Report every line below that carries the word "image".

== Element data from apps and pages ==
####################
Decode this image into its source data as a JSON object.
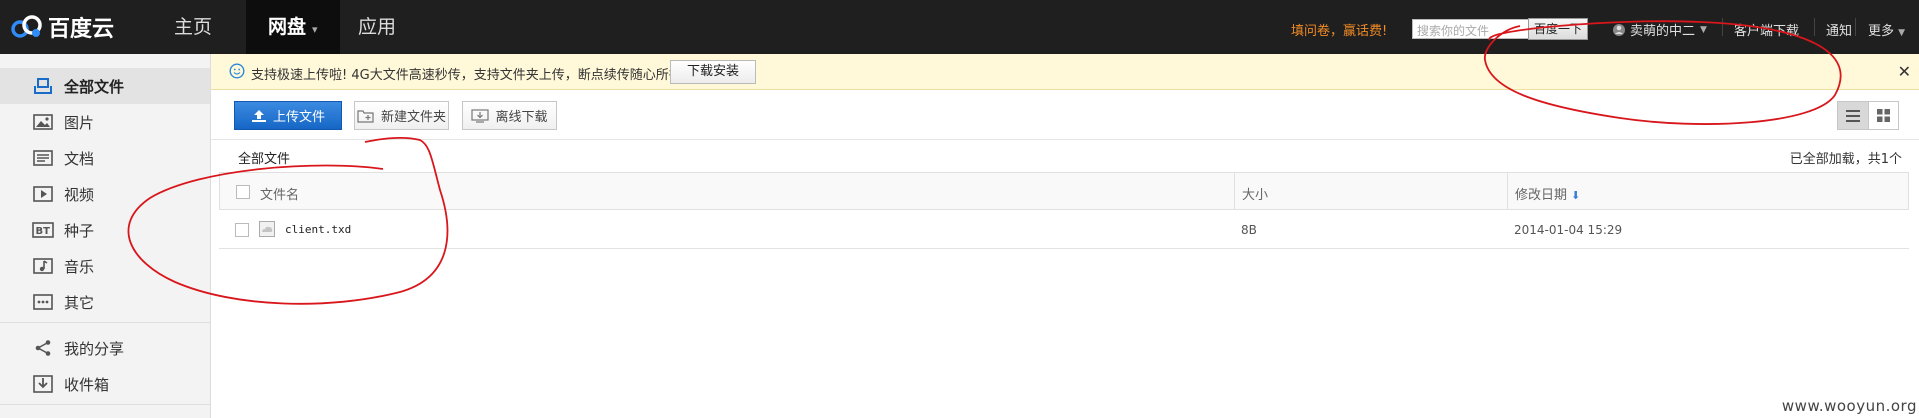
{
  "header": {
    "logo_text": "百度云",
    "nav": [
      {
        "label": "主页"
      },
      {
        "label": "网盘"
      },
      {
        "label": "应用"
      }
    ],
    "promo": "填问卷，赢话费!",
    "search_placeholder": "搜索你的文件",
    "search_button": "百度一下",
    "username": "卖萌的中二",
    "links": [
      "客户端下载",
      "通知",
      "更多"
    ]
  },
  "sidebar": {
    "items": [
      {
        "label": "全部文件",
        "icon": "folder-icon"
      },
      {
        "label": "图片",
        "icon": "image-icon"
      },
      {
        "label": "文档",
        "icon": "document-icon"
      },
      {
        "label": "视频",
        "icon": "video-icon"
      },
      {
        "label": "种子",
        "icon": "bt-icon"
      },
      {
        "label": "音乐",
        "icon": "music-icon"
      },
      {
        "label": "其它",
        "icon": "more-icon"
      },
      {
        "label": "我的分享",
        "icon": "share-icon"
      },
      {
        "label": "收件箱",
        "icon": "inbox-icon"
      }
    ]
  },
  "notice": {
    "text": "支持极速上传啦! 4G大文件高速秒传，支持文件夹上传，断点续传随心所欲!",
    "button": "下载安装"
  },
  "toolbar": {
    "upload": "上传文件",
    "new_folder": "新建文件夹",
    "offline_download": "离线下载"
  },
  "file_list": {
    "breadcrumb": "全部文件",
    "status": "已全部加载，共1个",
    "columns": [
      "文件名",
      "大小",
      "修改日期"
    ],
    "rows": [
      {
        "name": "client.txd",
        "size": "8B",
        "modified": "2014-01-04 15:29"
      }
    ]
  },
  "watermark": "www.wooyun.org",
  "colors": {
    "topbar": "#1f1f1f",
    "accent_blue": "#1a6cc9",
    "promo_orange": "#f08a24",
    "annotation_red": "#d8161b"
  }
}
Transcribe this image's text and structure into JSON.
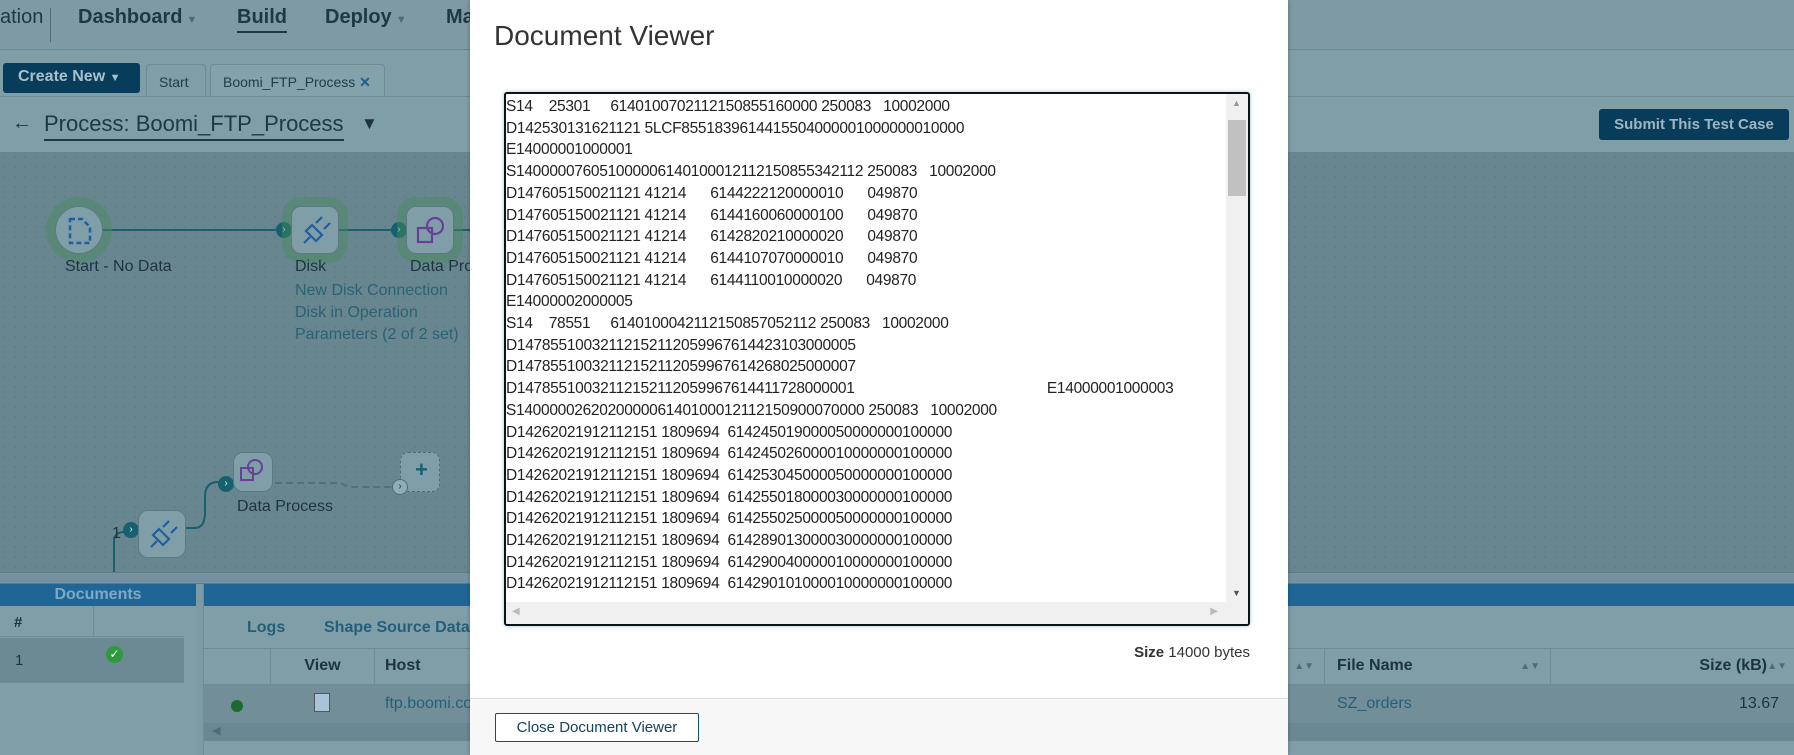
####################
== Finished task ==
Decode this image into its source data as a JSON object.
        "icon": "image-icon"
Transcribe this image's text and structure into JSON.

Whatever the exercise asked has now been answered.